New York Times "continuous news desk" reporter David Stout posted a story at 1:23 Tuesday afternoon marking the confirmation of Samuel Alito to the Supreme Court by a Senate vote of 58-42.
The teaser sentence: “The vote is a triumph for President Bush and conservatives who have longed to tilt the balance of the court to the right.”
Stout’s text emphasizes Alito’s conservatism again and again:

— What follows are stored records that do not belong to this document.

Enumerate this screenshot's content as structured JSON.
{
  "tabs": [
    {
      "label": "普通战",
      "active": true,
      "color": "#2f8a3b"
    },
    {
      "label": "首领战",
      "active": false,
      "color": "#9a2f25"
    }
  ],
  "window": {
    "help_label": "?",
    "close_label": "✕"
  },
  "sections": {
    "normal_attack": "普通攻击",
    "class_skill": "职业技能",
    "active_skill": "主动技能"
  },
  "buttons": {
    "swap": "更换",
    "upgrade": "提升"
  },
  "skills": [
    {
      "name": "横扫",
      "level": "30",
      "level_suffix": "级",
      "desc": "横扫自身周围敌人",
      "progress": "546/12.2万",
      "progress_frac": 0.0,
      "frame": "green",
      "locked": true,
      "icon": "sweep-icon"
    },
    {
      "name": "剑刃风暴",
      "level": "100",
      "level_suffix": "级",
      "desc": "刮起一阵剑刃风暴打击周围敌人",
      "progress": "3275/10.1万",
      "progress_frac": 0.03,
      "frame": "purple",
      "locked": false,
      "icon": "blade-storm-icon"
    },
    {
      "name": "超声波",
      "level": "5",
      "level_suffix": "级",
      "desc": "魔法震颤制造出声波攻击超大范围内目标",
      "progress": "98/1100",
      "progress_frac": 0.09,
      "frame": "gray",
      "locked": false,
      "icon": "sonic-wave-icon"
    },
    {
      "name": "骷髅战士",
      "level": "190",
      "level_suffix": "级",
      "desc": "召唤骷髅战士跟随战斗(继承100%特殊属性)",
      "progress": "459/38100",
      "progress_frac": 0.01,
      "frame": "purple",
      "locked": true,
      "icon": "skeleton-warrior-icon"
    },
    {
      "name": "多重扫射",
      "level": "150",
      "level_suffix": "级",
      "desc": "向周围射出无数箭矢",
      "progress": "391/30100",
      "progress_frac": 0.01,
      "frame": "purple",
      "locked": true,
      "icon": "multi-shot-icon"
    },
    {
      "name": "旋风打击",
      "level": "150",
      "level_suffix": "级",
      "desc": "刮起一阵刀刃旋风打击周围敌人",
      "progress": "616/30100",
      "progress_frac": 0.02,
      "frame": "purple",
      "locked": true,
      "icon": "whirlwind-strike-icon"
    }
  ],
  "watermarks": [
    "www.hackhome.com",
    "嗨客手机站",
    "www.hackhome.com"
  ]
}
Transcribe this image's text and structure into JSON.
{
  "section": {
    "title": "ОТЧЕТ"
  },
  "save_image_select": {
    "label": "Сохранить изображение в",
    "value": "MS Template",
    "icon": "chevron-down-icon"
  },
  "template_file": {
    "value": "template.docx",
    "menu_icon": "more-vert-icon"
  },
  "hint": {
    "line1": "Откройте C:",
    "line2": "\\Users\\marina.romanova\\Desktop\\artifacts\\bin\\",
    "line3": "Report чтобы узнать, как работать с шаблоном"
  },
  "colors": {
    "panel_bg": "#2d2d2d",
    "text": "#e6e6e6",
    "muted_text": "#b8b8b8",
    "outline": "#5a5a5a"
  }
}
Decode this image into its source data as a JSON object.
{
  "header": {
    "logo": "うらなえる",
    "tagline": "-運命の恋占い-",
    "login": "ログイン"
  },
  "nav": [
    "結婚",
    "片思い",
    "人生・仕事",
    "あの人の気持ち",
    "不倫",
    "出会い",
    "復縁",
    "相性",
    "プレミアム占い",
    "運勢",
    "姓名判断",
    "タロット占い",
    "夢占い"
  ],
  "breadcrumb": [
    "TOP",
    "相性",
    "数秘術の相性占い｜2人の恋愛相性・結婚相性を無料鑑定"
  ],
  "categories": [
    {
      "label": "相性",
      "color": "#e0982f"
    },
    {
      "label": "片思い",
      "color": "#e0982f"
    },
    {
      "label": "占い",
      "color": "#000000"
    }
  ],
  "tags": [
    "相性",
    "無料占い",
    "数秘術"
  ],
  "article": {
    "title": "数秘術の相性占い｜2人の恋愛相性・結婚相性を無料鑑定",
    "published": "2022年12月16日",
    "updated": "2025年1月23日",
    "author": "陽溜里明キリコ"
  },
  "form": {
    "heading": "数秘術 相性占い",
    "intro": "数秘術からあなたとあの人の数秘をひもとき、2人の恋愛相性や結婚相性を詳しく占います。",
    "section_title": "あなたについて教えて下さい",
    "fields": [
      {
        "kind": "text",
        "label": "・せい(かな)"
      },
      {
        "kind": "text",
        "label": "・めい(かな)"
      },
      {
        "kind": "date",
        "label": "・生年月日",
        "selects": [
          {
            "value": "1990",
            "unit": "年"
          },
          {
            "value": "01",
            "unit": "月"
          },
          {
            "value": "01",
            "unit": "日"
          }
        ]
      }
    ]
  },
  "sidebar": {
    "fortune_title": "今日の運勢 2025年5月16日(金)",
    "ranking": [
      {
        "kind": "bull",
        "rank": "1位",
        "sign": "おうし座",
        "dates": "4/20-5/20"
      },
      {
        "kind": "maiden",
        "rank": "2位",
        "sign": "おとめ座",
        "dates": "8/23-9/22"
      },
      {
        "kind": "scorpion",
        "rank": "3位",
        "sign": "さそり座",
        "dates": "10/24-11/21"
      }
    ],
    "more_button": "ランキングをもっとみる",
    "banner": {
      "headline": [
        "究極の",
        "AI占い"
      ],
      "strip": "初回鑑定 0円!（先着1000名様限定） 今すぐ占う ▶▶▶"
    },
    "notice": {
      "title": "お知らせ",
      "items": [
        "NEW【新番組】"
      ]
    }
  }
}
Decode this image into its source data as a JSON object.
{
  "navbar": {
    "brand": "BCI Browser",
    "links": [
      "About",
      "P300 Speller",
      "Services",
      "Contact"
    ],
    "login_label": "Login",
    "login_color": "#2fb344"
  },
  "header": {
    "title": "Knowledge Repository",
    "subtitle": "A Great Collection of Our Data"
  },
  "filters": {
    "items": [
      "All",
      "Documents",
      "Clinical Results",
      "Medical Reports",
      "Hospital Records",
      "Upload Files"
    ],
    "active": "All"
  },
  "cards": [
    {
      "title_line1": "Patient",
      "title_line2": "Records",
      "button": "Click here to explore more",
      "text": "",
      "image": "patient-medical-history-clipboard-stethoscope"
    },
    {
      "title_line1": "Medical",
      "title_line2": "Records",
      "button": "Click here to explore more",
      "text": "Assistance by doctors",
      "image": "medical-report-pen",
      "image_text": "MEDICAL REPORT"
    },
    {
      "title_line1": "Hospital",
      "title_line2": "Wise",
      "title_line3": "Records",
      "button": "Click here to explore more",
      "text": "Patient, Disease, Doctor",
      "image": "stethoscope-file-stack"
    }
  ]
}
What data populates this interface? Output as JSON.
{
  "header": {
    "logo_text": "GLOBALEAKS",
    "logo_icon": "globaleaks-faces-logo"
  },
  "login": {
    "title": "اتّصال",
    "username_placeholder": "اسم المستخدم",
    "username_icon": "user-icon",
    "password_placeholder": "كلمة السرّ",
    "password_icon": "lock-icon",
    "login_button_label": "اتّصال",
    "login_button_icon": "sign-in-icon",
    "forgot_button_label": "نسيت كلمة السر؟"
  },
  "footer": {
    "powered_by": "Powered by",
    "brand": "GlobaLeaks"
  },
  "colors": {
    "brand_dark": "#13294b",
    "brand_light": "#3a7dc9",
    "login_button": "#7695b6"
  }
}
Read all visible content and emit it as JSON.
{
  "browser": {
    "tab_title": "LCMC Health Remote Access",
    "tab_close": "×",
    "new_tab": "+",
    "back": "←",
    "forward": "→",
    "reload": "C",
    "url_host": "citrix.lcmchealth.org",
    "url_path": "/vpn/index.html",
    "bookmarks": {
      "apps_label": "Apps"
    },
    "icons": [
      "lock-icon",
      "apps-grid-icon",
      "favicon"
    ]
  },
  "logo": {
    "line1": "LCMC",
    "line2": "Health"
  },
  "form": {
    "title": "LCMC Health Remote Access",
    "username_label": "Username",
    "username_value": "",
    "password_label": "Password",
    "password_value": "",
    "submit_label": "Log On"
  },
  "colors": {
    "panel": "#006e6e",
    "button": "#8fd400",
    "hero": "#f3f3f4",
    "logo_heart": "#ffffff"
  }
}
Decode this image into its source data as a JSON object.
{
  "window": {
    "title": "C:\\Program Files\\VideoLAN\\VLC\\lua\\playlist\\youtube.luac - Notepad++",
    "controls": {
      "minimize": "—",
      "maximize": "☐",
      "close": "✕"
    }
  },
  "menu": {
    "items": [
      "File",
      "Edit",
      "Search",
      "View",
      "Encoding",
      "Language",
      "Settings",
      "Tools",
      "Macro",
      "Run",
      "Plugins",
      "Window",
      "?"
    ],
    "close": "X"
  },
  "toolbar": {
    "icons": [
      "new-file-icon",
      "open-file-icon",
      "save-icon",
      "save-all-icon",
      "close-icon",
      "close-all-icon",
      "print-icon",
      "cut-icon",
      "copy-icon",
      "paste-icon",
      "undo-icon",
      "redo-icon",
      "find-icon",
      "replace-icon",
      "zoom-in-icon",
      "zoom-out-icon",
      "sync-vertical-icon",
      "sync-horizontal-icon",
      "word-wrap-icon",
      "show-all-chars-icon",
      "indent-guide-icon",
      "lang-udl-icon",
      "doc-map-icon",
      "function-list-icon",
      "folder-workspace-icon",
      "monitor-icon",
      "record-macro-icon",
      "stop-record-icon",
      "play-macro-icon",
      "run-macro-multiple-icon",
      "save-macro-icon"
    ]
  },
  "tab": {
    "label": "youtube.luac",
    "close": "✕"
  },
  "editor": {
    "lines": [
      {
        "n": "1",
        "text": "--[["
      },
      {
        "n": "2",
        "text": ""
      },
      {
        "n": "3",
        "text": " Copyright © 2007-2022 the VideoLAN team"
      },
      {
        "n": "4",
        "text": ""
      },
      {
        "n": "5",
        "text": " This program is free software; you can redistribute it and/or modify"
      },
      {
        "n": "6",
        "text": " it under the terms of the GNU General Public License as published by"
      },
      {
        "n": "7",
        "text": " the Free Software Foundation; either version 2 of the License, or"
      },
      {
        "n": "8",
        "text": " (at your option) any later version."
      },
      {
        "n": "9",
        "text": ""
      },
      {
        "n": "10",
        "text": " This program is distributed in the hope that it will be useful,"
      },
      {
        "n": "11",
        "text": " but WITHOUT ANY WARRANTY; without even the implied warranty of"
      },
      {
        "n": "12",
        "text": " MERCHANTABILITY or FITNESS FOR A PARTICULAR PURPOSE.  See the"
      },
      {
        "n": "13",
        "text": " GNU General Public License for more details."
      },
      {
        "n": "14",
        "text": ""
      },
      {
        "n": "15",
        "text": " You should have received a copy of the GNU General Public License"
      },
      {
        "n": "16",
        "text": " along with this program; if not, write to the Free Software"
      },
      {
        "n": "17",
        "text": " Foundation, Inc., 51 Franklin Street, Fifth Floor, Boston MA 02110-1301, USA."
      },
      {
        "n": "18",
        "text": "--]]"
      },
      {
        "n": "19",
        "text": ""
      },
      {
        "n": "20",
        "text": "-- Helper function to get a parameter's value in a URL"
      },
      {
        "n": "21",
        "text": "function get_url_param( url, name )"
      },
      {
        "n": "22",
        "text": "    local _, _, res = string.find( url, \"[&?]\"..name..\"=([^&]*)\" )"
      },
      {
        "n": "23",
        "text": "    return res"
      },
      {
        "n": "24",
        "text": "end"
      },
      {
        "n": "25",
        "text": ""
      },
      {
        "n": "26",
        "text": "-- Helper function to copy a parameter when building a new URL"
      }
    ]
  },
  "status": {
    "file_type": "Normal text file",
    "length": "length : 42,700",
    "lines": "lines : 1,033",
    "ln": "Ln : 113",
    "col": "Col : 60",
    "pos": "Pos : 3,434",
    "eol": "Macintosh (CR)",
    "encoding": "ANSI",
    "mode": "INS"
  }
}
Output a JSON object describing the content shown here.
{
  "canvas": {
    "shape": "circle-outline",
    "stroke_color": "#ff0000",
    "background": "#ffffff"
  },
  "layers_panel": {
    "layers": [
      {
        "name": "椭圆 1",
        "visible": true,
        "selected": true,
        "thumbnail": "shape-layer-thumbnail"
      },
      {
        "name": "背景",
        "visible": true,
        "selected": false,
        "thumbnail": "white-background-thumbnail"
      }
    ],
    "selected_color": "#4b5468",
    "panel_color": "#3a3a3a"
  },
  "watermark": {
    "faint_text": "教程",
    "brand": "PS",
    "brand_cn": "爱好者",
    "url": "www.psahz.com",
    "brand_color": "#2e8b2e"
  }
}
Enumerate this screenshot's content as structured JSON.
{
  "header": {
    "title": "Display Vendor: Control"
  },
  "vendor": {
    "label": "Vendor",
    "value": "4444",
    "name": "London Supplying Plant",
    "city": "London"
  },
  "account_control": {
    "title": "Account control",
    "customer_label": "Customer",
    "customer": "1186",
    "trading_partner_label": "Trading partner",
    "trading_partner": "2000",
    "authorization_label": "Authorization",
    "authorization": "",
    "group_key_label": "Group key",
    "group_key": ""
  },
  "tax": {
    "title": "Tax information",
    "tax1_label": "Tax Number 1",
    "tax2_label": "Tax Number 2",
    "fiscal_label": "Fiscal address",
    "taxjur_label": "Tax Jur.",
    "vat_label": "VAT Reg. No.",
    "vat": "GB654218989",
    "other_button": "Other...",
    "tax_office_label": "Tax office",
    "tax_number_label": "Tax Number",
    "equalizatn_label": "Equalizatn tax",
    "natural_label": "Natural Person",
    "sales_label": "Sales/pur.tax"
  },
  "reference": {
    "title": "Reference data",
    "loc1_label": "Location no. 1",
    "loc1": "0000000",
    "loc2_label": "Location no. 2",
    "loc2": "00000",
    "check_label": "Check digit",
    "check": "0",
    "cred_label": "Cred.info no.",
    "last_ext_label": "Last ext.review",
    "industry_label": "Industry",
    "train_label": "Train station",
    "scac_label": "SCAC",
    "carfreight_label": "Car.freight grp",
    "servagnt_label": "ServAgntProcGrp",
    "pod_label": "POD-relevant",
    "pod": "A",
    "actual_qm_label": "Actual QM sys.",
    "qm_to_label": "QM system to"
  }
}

“Samuel A. Alito Jr., who has been widely praised for his intellect and integrity but both admired and assailed for his conservative judicial philosophy, was sworn in today as the 110th justice in the history of the Supreme Court. The ceremony, at the Supreme Court, came shortly after Justice Alito was confirmed by a sharply divided Senate, which voted 58 to 42, largely along party lines.”
Stout again emphasizes:
“The vote is also a triumph for the conservative movement, whose adherents have longed to tilt the balance of the court to the right. Admirers and critics have predicted that Samuel Alito will do just that. Legal scholars have described his jurisprudence as cautious, respectful of precedent -- and solidly conservative. In contrast, the justice he will succeed, Sandra Day O'Connor, who is retiring, came to be widely regarded as a swing justice between the tribunal's liberal and conservative wings.”
Later he writes that Alito “becomes the second relatively young conservative to ascend to the court in recent months.”
Though the profile is not hostile, the emphasis on Alito’s conservatism comes in sharp contrast to how the Times covered the Senate vote that made liberal former ACLU lawyer Ruth Bader Ginsburg a Supreme Court Justice.
The August 4, 1993 story by Supreme Court reporter Linda Greenhouse (who has the same beat at the Times today) makes no statement of Ginsburg’s liberalism, but forwards an apolitical detail from her big day of winning Senate confirmation 96-3:
“Ruth Bader Ginsburg easily won confirmation to the Supreme Court today, and within hours of the Senate vote Judge Ginsburg, who argued six cases before the Justices as an advocate for women's rights, returned to the Court to inspect her new office. Judge Ginsburg, who was on the United States Court of Appeals for the District of Columbia Circuit, will officially become Justice Ginsburg when she takes the oath of office next Tuesday. She arrived at the Court in midafternoon in a silver Nissan Maxima driven by her husband, Martin.”
There is some ideological labeling -- of conservatives, anyway:
“She was confirmed this morning by a vote of 96 to 3. The only votes against her came from three conservative Republicans: Jesse Helms of North Carolina, Don Nickles of Oklahoma and Robert C. Smith of New Hampshire. Senator Donald W. Riegle Jr., a Michigan Democrat, did not appear for the vote.”
Later, Ginsburg went to the White House and stood beside President Bill Clinton: “Inviting questions, Judge Ginsburg got this one: ‘You've been called a liberal, you've been called a conservative, you've been called a moderate. What are you?’”
Greenhouse could have answered that by pointing to Ginsberg’s ACLU record and past decisions, but instead let Ginsburg toss the question aside with a bon mot:
“Borrowing pointedly from the Gilbert and Sullivan operetta ‘Iolanthe,’ she replied, to the apparent confusion of the White House press corps, ‘I don't believe that every child that's born alive is either a little liberal or else a little conservative, except in Gilbert and Sullivan.’”
For more examples of New York Times bias, visit TimesWatch.